Photography, film, fashion and other multimedia artworks evoke various interpretations of British identity. Infinity (2017) a specially commissioned film by Doncaster-born photographer Alasdair McLellan (b. 1974), investigates how places call upon specific childhood memories. The artist revisits sites of his youth and establishes dialogues about the realities of life in northern England. The work enhances the understanding of how the social and cultural landscape provides fertile ground for creative endeavours. Corinne Day (b. 1965), a self-taught photographer, alters fashion image-making by introducing biographical and documentary elements. The ground-breaking pieces created waves of discomfort in their ability to challenge the status quo. Known for forming close relationships with her subjects, Day has produced a range of candid and intimate portraits. Diary (2000) is a personal record of her life and friends which enters into the privacy of young lives, laying bare the intricacies of growing up.
Similarly, Shirley Baker (1932-2014) engaged with the everyday world and ordinary people as a social documentary photographer. Women, Children and Loitering Men (1960-1970) provides insight into the urban decline of late 20th century Britain. It focuses on the societal impact of the slum clearance programmes in Manchester and Salford. Whilst operating under a rubric of reconstruction, the demolition of housing estates and workhouses generated poverty and dissembled communities. Gritty depictions of deprived working-class, inner-city areas evoke the tensions surrounding post-industrialisation in the wake of Thatcherism. The explorations of post-war culture allude to compassionate and acute observation and define a humanist vision. Baker’s photographic encounters engage with the plight of her sitters with warmth and empathy. When asked about her signature style Shirley remarked: “Despite the many wonderful pictures of the great and famous, I feel that less formal, quotidian images can often convey more of the life and spirit of the time.”

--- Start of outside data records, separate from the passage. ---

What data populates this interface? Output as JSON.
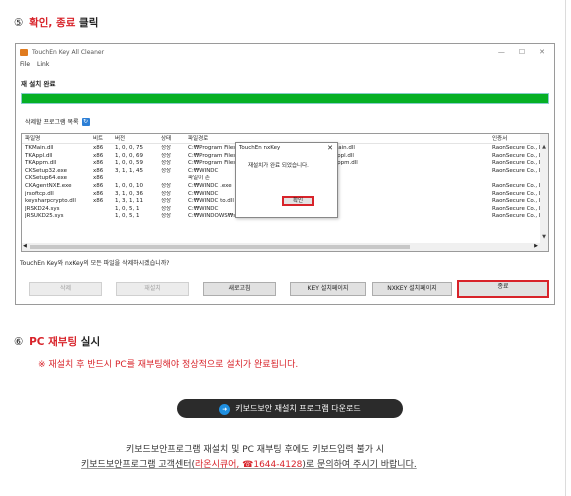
{
  "step5": {
    "num": "⑤",
    "title_a": "확인, 종료",
    "title_b": "클릭"
  },
  "window": {
    "title": "TouchEn Key All Cleaner",
    "menu": [
      "File",
      "Link"
    ],
    "status_label": "재 설치 완료",
    "progress_fraction": 1.0,
    "progress_color": "#06b025",
    "list_label": "삭제할 프로그램 목록",
    "columns": [
      "파일명",
      "비트",
      "버전",
      "상태",
      "파일경로",
      "인증서"
    ],
    "rows": [
      [
        "TKMain.dll",
        "x86",
        "1, 0, 0, 75",
        "정상",
        "C:₩Program Files₩RaonSecure₩TouchEn nxKey₩TKMain.dll",
        "RaonSecure Co., Ltd"
      ],
      [
        "TKAppl.dll",
        "x86",
        "1, 0, 0, 69",
        "정상",
        "C:₩Program Files₩RaonSecure₩TouchEn nxKey₩TKAppl.dll",
        "RaonSecure Co., Ltd"
      ],
      [
        "TKAppm.dll",
        "x86",
        "1, 0, 0, 59",
        "정상",
        "C:₩Program Files₩RaonSecure₩TouchEn nxKey₩TKAppm.dll",
        "RaonSecure Co., Ltd"
      ],
      [
        "CKSetup32.exe",
        "x86",
        "3, 1, 1, 45",
        "정상",
        "C:₩WINDC",
        "RaonSecure Co., Ltd"
      ],
      [
        "CKSetup64.exe",
        "x86",
        "",
        "",
        "파일이 존",
        ""
      ],
      [
        "CKAgentNXE.exe",
        "x86",
        "1, 0, 0, 10",
        "정상",
        "C:₩WINDC                       .exe",
        "RaonSecure Co., Ltd"
      ],
      [
        "jrsoftcp.dll",
        "x86",
        "3, 1, 0, 36",
        "정상",
        "C:₩WINDC",
        "RaonSecure Co., Ltd"
      ],
      [
        "keysharpcrypto.dll",
        "x86",
        "1, 3, 1, 11",
        "정상",
        "C:₩WINDC                            to.dll",
        "RaonSecure Co., Ltd"
      ],
      [
        "JRSKD24.sys",
        "",
        "1, 0, 5, 1",
        "정상",
        "C:₩WINDC",
        "RaonSecure Co., Ltd"
      ],
      [
        "JRSUKD25.sys",
        "",
        "1, 0, 5, 1",
        "정상",
        "C:₩WINDOWS₩system32₩JRSUKD25.sys",
        "RaonSecure Co., Ltd"
      ]
    ],
    "question": "TouchEn Key와 nxKey의 모든 파일을 삭제하시겠습니까?",
    "buttons": {
      "delete": "삭제",
      "reinstall": "재설치",
      "refresh": "새로고침",
      "key_install": "KEY 설치페이지",
      "nxkey_install": "NXKEY 설치페이지",
      "close": "종료"
    }
  },
  "msgbox": {
    "title": "TouchEn nxKey",
    "message": "재설치가 완료 되었습니다.",
    "ok": "확인"
  },
  "step6": {
    "num": "⑥",
    "title_a": "PC 재부팅",
    "title_b": "실시"
  },
  "notice": "※ 재설치 후 반드시 PC를 재부팅해야 정상적으로 설치가 완료됩니다.",
  "download_button": "키보드보안 재설치 프로그램 다운로드",
  "help_line1": "키보드보안프로그램 재설치 및 PC 재부팅 후에도 키보드입력 불가 시",
  "help_line2_pre": "키보드보안프로그램 고객센터(",
  "help_line2_link": "라온시큐어, ☎1644-4128",
  "help_line2_post": ")로 문의하여 주시기 바랍니다.",
  "colors": {
    "accent_red": "#d8232a",
    "progress_green": "#06b025",
    "download_bg": "#2b2b2b"
  }
}
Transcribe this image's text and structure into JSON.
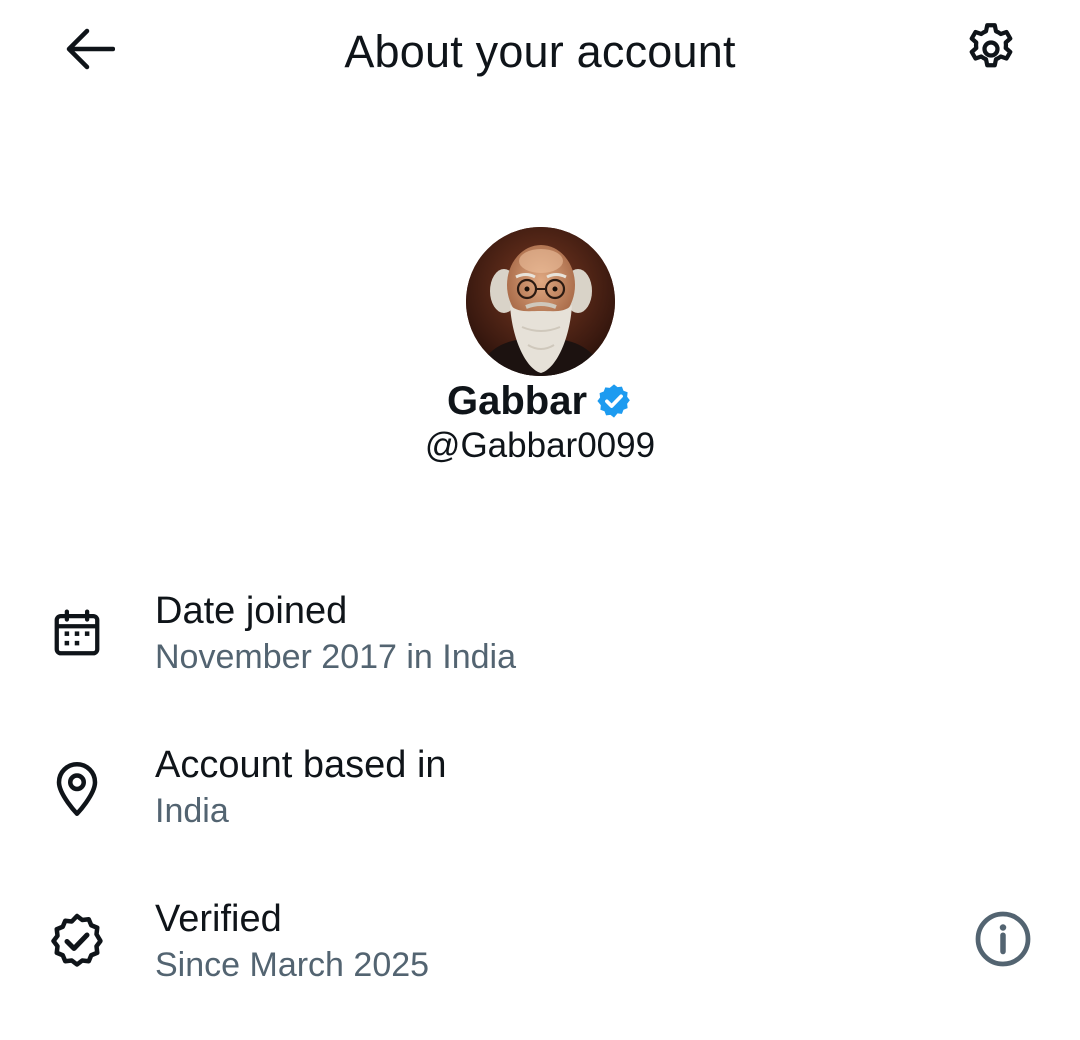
{
  "header": {
    "title": "About your account",
    "back_icon": "arrow-left-icon",
    "settings_icon": "gear-icon"
  },
  "profile": {
    "display_name": "Gabbar",
    "handle": "@Gabbar0099",
    "verified_badge_icon": "verified-badge-icon",
    "verified_badge_color": "#1d9bf0"
  },
  "details": [
    {
      "icon": "calendar-icon",
      "title": "Date joined",
      "subtitle": "November 2017 in India"
    },
    {
      "icon": "location-pin-icon",
      "title": "Account based in",
      "subtitle": "India"
    },
    {
      "icon": "verified-outline-icon",
      "title": "Verified",
      "subtitle": "Since March 2025",
      "action_icon": "info-icon"
    }
  ],
  "colors": {
    "text_primary": "#0f1419",
    "text_secondary": "#536471",
    "accent": "#1d9bf0"
  }
}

By contrast, Nick Knight encourages fashion to engage with moving image in the digital age, one prominent example being his work with the aforementioned Icelandic musician, Björk. SHOWstudio.com, an award-winning fashion website founded and directed by the vanguard artist, promotes visionary online content. Following the success of a major project on skinhead culture, Knight continued to challenge the international preconceptions of what is technologically possible. As such, the far-reaching resonances of British style and culture are highlighted by innovators further afield. From Belgian-born Raf Simon’s parkas to Hacienda-inspired designs by American artist Virgil Abloh, the north has a wider, and perhaps unprecedented impact on the fashion world globally.
Other featured artists include: Mark Leckey, Jeremy Deller, Raf Simons, Paul Smith, Peter Saville, Stephen Jones, Gareth Pugh, Glen Luchford and Jamie Hawkseworth. North: Fashioning Identities takes place from 8 November until 4 February. For further information visit: www.somersethouse.org.uk.
1. Photograph by Alice Hawkins, Derrin Crawford & Demi-Leigh Cruickshank in The Liver Birds, LOVE magazine, Liverpool, 2012.